Listed records -

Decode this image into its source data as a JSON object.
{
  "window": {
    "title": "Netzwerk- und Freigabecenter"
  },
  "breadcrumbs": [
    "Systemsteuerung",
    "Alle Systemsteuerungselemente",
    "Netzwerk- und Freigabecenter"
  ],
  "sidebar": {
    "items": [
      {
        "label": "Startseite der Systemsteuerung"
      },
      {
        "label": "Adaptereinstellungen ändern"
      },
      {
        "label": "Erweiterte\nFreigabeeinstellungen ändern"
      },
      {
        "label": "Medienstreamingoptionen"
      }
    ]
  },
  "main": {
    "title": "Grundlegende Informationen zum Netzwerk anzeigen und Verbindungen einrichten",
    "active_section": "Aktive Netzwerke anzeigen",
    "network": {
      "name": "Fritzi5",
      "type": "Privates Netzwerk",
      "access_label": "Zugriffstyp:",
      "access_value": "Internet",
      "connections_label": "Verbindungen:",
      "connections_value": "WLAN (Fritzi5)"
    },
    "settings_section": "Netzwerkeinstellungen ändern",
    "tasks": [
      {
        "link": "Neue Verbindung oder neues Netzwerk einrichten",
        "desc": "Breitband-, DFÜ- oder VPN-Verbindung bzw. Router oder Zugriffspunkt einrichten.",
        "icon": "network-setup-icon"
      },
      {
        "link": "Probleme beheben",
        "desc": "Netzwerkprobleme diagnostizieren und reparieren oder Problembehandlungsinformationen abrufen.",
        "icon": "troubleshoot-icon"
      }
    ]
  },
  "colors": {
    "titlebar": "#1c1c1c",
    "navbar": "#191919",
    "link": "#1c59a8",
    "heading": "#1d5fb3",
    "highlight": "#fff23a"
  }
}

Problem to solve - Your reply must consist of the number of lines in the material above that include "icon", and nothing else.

Task response - 2